by Linda Holeman

Linda Holeman’s second YA novel (she’s the author of Promise Song) is the story of Mercy, a 15-year-old loner living with her mother and aunt in a working-class neighbourhood in what is likely Winnipeg. Mercy is old beyond her years, coping with a depressed mother, an alcoholic aunt, and the pending return of her aunt’s sexually predatory boyfriend. If this all weren’t enough, she’s also the main breadwinner in the family and has just started a new school.

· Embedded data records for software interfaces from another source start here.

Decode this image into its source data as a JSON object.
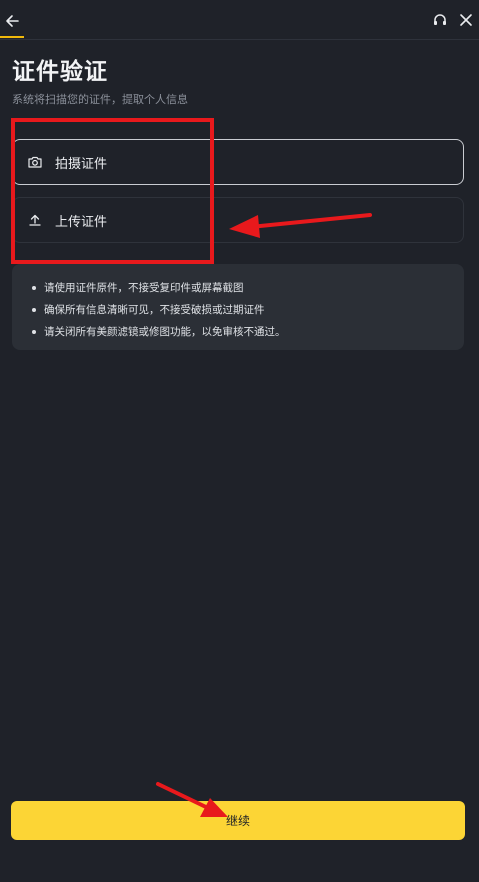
{
  "header": {
    "back_icon": "arrow-left-icon",
    "support_icon": "headset-icon",
    "close_icon": "close-icon",
    "accent_color": "#f0b90b"
  },
  "page": {
    "title": "证件验证",
    "subtitle": "系统将扫描您的证件，提取个人信息"
  },
  "options": [
    {
      "icon": "camera-icon",
      "label": "拍摄证件"
    },
    {
      "icon": "upload-icon",
      "label": "上传证件"
    }
  ],
  "tips": [
    "请使用证件原件，不接受复印件或屏幕截图",
    "确保所有信息清晰可见，不接受破损或过期证件",
    "请关闭所有美颜滤镜或修图功能，以免审核不通过。"
  ],
  "footer": {
    "continue_label": "继续",
    "button_color": "#fcd535"
  },
  "annotations": {
    "color": "#e8191c"
  }
}
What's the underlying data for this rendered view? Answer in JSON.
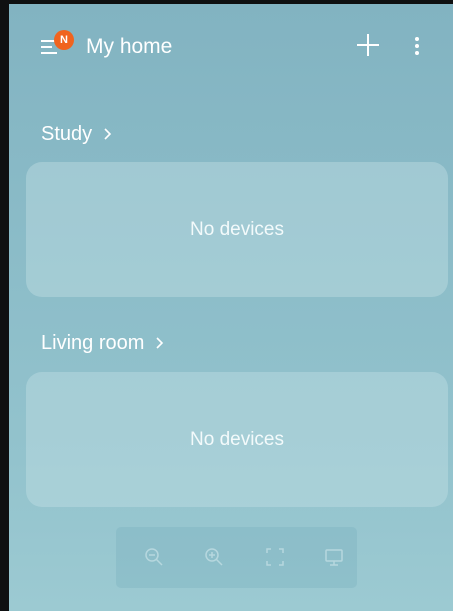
{
  "header": {
    "title": "My home",
    "badge": "N",
    "icons": {
      "menu": "menu-icon",
      "add": "plus-icon",
      "more": "more-vertical-icon"
    }
  },
  "rooms": [
    {
      "name": "Study",
      "empty_text": "No devices"
    },
    {
      "name": "Living room",
      "empty_text": "No devices"
    }
  ],
  "toolbar": {
    "icons": [
      "zoom-out-icon",
      "zoom-in-icon",
      "fit-screen-icon",
      "screen-icon"
    ]
  },
  "colors": {
    "background": "#8bbcc8",
    "card": "#c4e0e5",
    "badge": "#f0641f",
    "text": "#ffffff"
  }
}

To psychically protect herself, Mercy cuts off her alluring, golden locks and dyes what remains of her hair black. With this symbolic act, she hardens herself, but also cuts off human companionship. That is, until a friend comes along – her first ever. Through this unexpected friendship, Mercy learns to open up and eventually ask for the help she desperately needs.

Mercy’s Birds is deceptively interesting. It starts off awkwardly, with a heavy dose of overwrought metaphors and a narrative emphasis on Mercy’s fear of her aunt’s boyfriend. For the first few chapters, I thought I was headed into a formulaic tale about sexual abuse. Instead what resulted was a complex, gritty story of a young woman coming to emotional maturity.

Holeman’s depiction of Mercy’s inner life feels real, and many of the scenes are charged, while steering clear of melodrama. Even supporting characters, such as Mercy’s Italian-Canadian boss at the flower shop where she works and her fortune-telling (and often drunk) aunt, come alive fully. Holeman is adept at translating weighty emotional complexities into simple, honest language. Even words that are likely to be new to the average teenage reader are explained in a way that blends smoothly into the narrative.

I was touched by Mercy’s Birds and I think a lot of teenagers will be too.